_TASK TO CARRY OUT_: Scan the lines below for "Previous" and copy the matches.

_TASK INPUT_:
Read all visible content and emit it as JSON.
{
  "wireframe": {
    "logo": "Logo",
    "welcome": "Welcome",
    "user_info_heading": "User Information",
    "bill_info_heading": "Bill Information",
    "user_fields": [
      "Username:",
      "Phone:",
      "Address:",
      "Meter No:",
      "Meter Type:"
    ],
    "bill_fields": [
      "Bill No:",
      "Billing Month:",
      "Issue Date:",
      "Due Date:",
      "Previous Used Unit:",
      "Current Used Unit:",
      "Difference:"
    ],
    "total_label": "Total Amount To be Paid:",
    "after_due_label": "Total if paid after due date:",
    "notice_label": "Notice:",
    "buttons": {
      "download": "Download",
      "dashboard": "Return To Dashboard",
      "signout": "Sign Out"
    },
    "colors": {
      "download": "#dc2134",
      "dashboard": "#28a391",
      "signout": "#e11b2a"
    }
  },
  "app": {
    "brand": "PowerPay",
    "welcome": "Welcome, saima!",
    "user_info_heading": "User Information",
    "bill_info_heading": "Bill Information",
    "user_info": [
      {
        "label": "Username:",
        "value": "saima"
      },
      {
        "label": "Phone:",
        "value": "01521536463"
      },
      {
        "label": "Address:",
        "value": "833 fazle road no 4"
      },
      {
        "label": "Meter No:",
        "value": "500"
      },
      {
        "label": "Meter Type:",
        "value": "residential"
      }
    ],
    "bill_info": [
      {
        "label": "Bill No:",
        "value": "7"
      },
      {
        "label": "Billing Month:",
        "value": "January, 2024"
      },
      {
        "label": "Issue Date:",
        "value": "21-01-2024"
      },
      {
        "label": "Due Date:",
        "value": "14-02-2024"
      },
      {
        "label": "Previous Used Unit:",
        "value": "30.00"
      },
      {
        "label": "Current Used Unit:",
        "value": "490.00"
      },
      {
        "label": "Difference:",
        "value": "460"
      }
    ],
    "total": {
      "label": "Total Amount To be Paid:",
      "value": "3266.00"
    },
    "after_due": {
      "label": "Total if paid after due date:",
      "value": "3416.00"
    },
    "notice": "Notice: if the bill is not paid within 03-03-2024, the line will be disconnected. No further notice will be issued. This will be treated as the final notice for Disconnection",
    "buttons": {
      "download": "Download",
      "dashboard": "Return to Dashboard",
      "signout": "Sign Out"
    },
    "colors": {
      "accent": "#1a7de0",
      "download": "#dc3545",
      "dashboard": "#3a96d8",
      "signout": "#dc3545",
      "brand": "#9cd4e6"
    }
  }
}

_SOLUTION TO THE PROBLEM_:
      "Previous Used Unit:",
        "label": "Previous Used Unit:",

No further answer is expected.